When a health risk gets closer to home, health care professionals base their positions on vaccines more on emotions and personal experiences than on scientific and analytical knowledge, according to a new study by the School of Public Health at the University of Haifa. Continue reading

Tissue regeneration using anti-inflammatory nanomolecules

Tissue regeneration using anti-inflammatory nanomolecules

Date: August 22, 2014 Source: Children’s Memorial Hospital Summary: Anyone who has suffered an injury can probably remember the after-effects, including pain, swelling or redness. These are signs that the body is fighting back against the injury. When tissue in the body is damaged, biological programs are activated to aid in tissue regeneration Continue reading

Use rule of thumb to control how much you drink

Use rule of thumb to control how much you drink

Sticking to a general rule of pouring just a half glass of wine limits the likelihood of overconsumption, even for men with a higher body mass index. Continue reading

Difficulty assessing effort drives motivation deficits in schizophrenia, study finds

Difficulty assessing effort drives motivation deficits in schizophrenia, study finds

Individuals with schizophrenia often have trouble engaging in daily tasks or setting goals for themselves, and a new study from San Francisco State University suggests the reason might be their difficulty in assessing the amount of effort required to complete tasks. The research, detailed in an article published in the Journal of Abnormal Psychology , can assist health professionals in countering motivation deficits among patients with schizophrenia and help those patients function normally by breaking up larger, complex tasks into smaller, easier-to-grasp ones Continue reading

Scientists learn more about rare skin cancer that killed Bob Marley

Scientists learn more about rare skin cancer that killed Bob Marley

Acral melanomas, the rare type of skin cancer that caused musician Bob Marley’s death, are genetically distinct from other types of skin cancer. Cancer Research UK scientists have discovered that acral melanomas — the rare type of skin cancer that caused reggae musician Bob Marley’s death — are genetically distinct from other more common types of skin cancer, according to a study published in the journal Pigment Cell & Melanoma Research Continue reading

Taking a stand: Balancing the benefits, risks of physical activity in children

Taking a stand: Balancing the benefits, risks of physical activity in children

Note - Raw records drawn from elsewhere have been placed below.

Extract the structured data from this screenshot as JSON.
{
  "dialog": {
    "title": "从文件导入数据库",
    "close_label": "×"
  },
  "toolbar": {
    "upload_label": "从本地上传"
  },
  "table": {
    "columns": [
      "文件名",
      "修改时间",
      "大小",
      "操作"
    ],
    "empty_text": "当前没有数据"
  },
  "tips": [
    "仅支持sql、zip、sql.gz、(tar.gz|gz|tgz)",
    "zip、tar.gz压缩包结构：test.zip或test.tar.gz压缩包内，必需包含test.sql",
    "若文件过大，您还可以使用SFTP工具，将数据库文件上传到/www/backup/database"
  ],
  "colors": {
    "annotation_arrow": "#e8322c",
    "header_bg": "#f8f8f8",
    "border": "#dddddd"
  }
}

Today the Canadian Society of Exercise Physiology took a stand on the promotion of childhood physical activity and published their position and recommendations in the journal Applied Physiology, Nutrition, and Metabolism (APNM). This position stand provides an important overview of knowledge in the area of risk of physical activity for children and suggests both practical guidelines and a research agenda. Uniquely, this position stand addresses both benefits and risks of physical activity for children Continue reading

Taking pulse of aging of the brain

Taking pulse of aging of the brain

Researchers at the Beckman Institute at the University of Illinois at Urbana-Champaign have developed a new technique that can noninvasively image the pulse pressure and elasticity of the arteries of the brain, revealing correlations between arterial health and aging. Brain artery support, which makes up the cerebrovascular system, is crucial for healthy brain aging and preventing diseases like Alzheimer’s and other forms of dementia. Continue reading

Pigs’ hearts transplanted into baboon hosts remain viable more than a year

Pigs’ hearts transplanted into baboon hosts remain viable more than a year

Investigators from the National Heart, Lung, and Blood Institute (NHLBI) of the National Institutes of Health (NIH) have successfully transplanted hearts from genetically engineered piglets into baboons’ abdomens and had the hearts survive for more than one year, twice as long as previously reported. This was achieved by using genetically engineered porcine donors and a more focused immunosuppression regimen in the baboon recipients, according to a study published in The Journal of Thoracic and Cardiovascular Surgery , an official publication of the American Association for Thoracic Surgery. Cardiac transplantation is the treatment of choice for end stage heart failure. Continue reading